John Cloud married Elizabeth Lacy and had eight children:

1. William Cloud, born CA 1798, married twice; first, Rebecca Roe; they had Samuel Noah, Malissa, and Mary Cloud; then, he married Elizabeth (Betsy) Johnson, and they had Newton, Henry, Frank, Nancy, and Elizabeth Cloud. U.S. Land records show that William Cloud was granted a land patent in Section 1, Township 13 North, Range 4 West, East of Dugdemona Bayou, Louisiana, in 1839. In 1854 he was living in Bienville Parish, where he died during the Civil War of typhoid fever along with his second wife and other members of his family.

2. Noah Cloud, born April 28, 1800 (the author's great great great grandfather).

3. Ruben Cloud, born in 1804.

4. Minerva Cloud, born 1806.

5. Frank Cloud

6. Lee Cloud, never married, died of pneumonia.

7. Jeremiah Cloud, said to have moved to Calcasieu Parish, Louisiana.(3)

8. Annie Cloud, born February 7, 1824, married Valentine McDaniel, a U.S. soldier stationed at Fort Natchitoches, then married John Anders, and later, Marshall Villars. She died August 3, 1899.


Brewton, James Perry; Compilation from Abridged Compendium of American Genealogy, Vol I, p 556.

Bozeman, Harley B.; Article in Winn Parish Enterprise; January 14, 1965.

Cloud, Philip William; The Descendants of John Cloud; 1058 E. Morningside St. Springfield, MO; January 12, 1976.

Cloud, Walter Lee; Family correspondence (in author's possession).

Cloud, Manie; Family correspondence (in author's possession).

Elkin, Mollie Cloud; Family correspondence (in author's possession).

Evans, Constance Coker; Correspondence and research records (in author's possession).

Evans, Delilah Cloud; Family records (in author's possession).

Evans, J. Bruce; History of the Cloud Family; 1976.

Kernion, George C.H.; (Ex-Chancellor-General Natl.

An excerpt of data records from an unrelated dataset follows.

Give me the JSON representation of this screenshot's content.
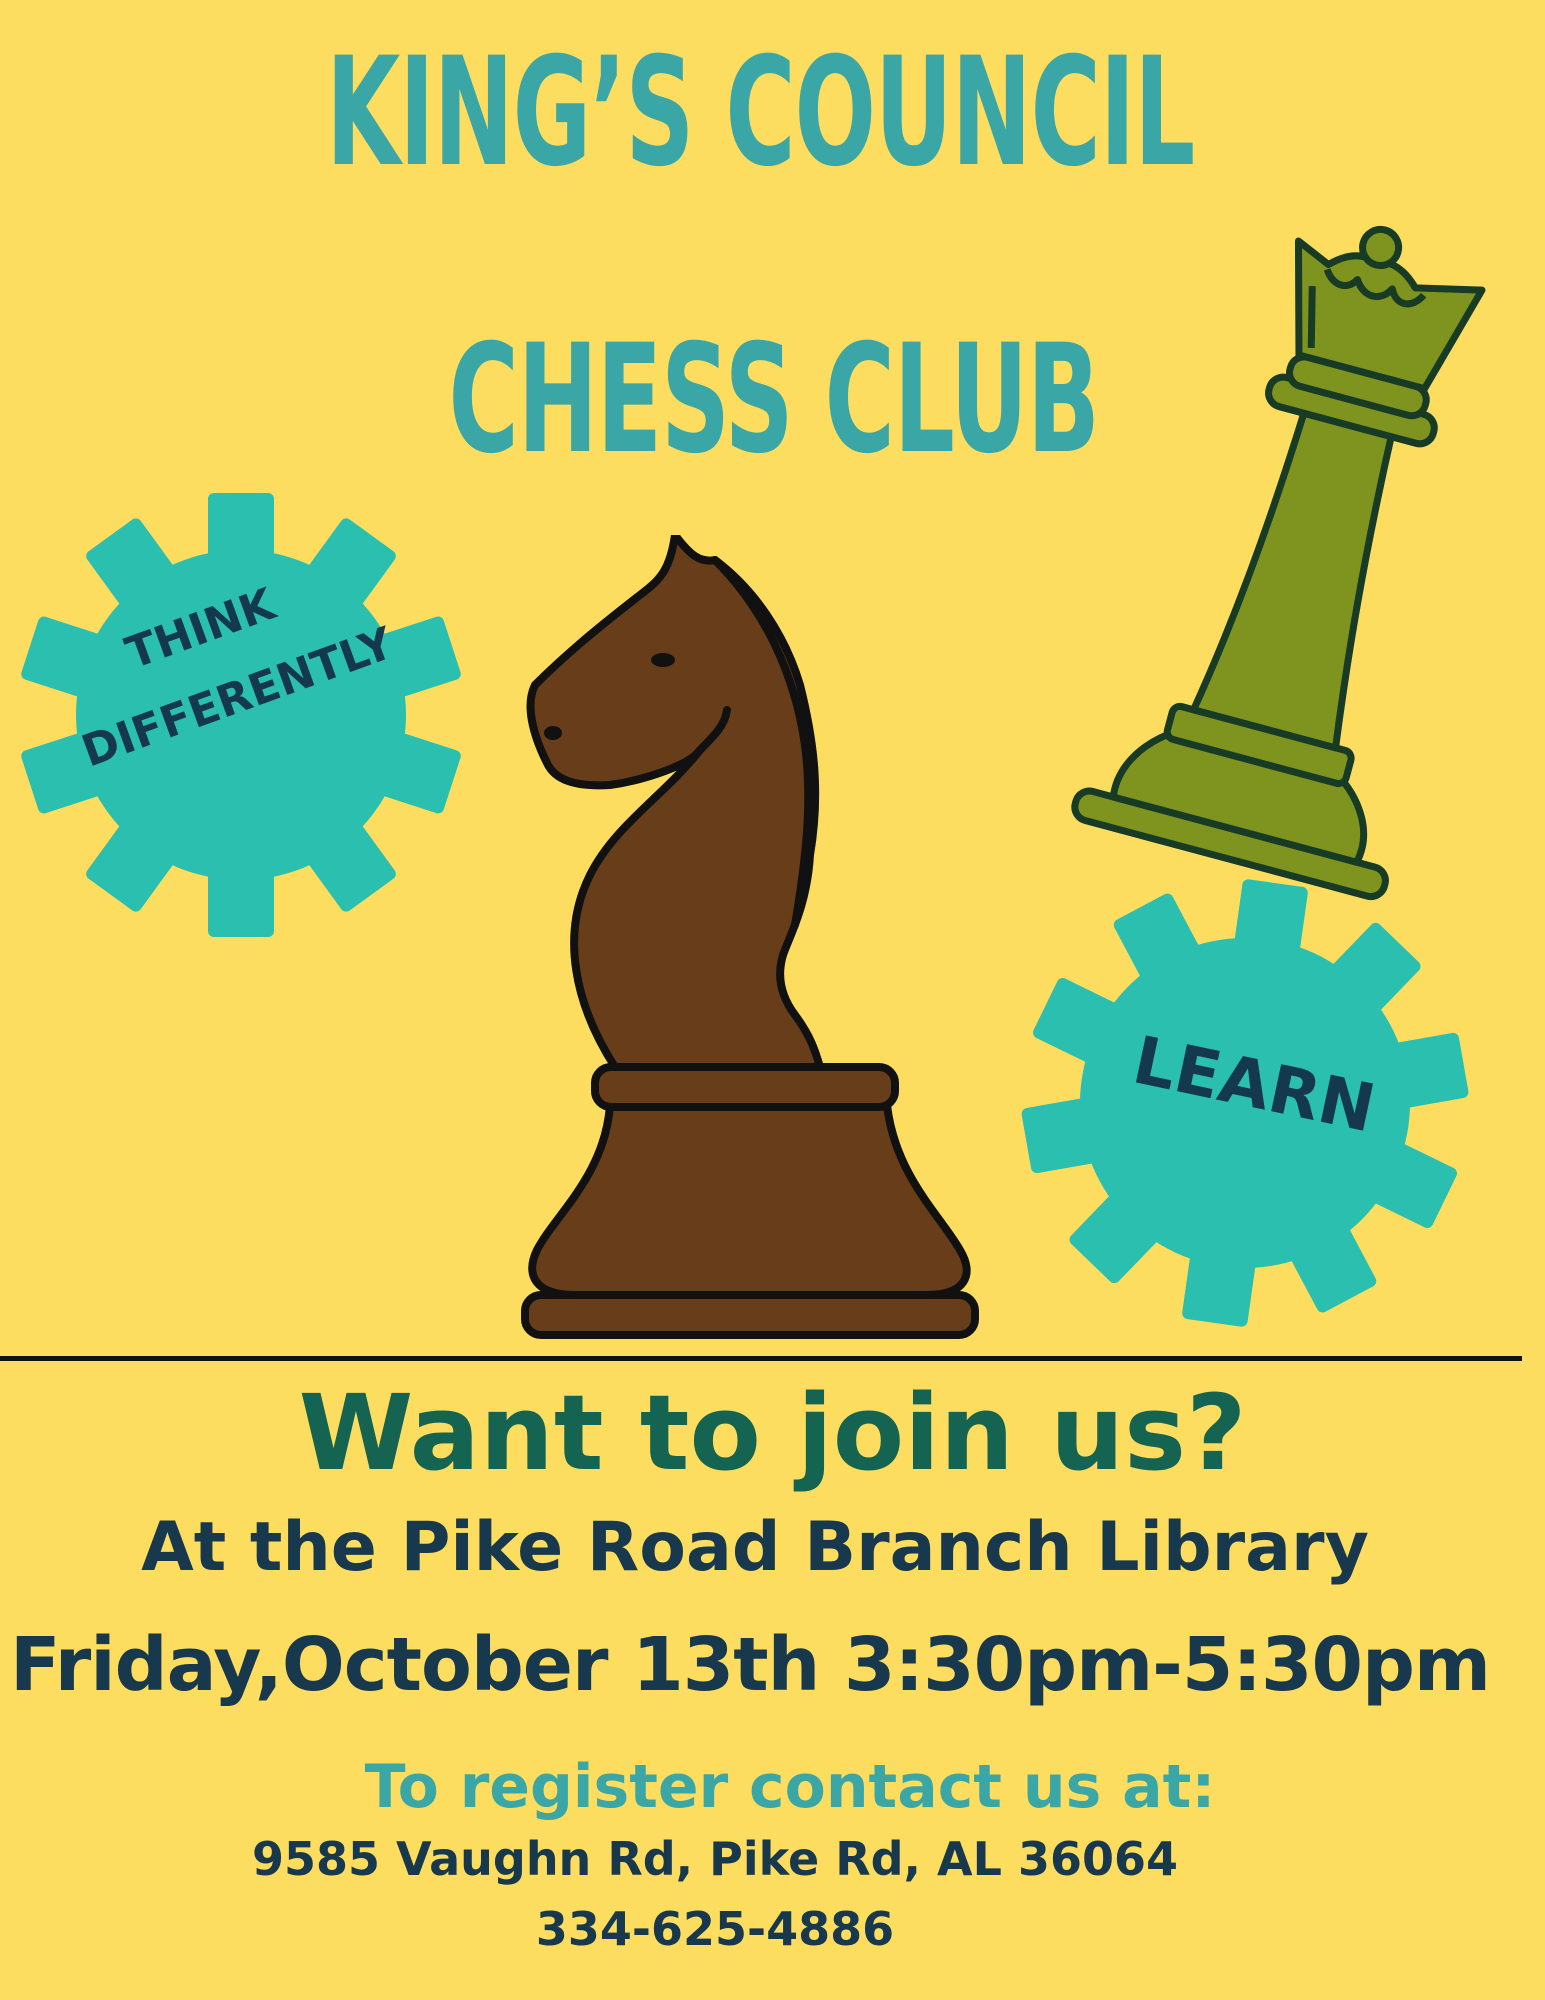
{
  "poster": {
    "title_line1": "KING’S COUNCIL",
    "title_line2": "CHESS CLUB",
    "badge_left": {
      "line1": "THINK",
      "line2": "DIFFERENTLY"
    },
    "badge_right": "LEARN",
    "headline": "Want to join us?",
    "location": "At the Pike Road Branch Library",
    "datetime": "Friday,October 13th 3:30pm-5:30pm",
    "register_prompt": "To register contact us at:",
    "address": "9585 Vaughn Rd, Pike Rd, AL 36064",
    "phone": "334-625-4886"
  },
  "colors": {
    "background": "#FDDD5F",
    "title": "#3AA6A5",
    "gear": "#2ABFAE",
    "knight": "#683D1A",
    "queen": "#7E941E",
    "headline": "#156451",
    "text_dark": "#17384D"
  },
  "icons": {
    "knight": "chess-knight-icon",
    "queen": "chess-queen-icon",
    "gear": "gear-icon"
  }
}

Society S.A.P. and Louisiana Genealogist) Genealogy of the Cloud Family in America.

Price, John; Winn Parish Historical Collection; John Cloud; Colvin, LA; October, 1976.

Zander, Barry W.; Article in Winn Parish Enterprise; March 19, 1970.

*Author invites feedback, additional information, or corrections:

J. Bruce Evans; 1674 Glenmore, Baton Rouge, LA 70808


Web Page:

1. This property in Section 10; Township 13 North, Range 4 West, originally owned by John Cloud, was purchased by John Maxwell in 1965, from Cornelius Rushing, a great-grandson of John Cloud, who bought the site from the McGinty family.

2. From correspondence with Mollie Cloud Elkin, his great granddaughter.

3. Jeremiah may have been born in 1782 in Georgia and married Elizabeth? about 1817. This family is listed in the 1850 Census of Austin County, Texas, being 68 and 60 years old, with property valued at $2,000; the 1860 Census of Travis Precinct lists them with real estate valued at $20,000 and personal property valued at $11,410.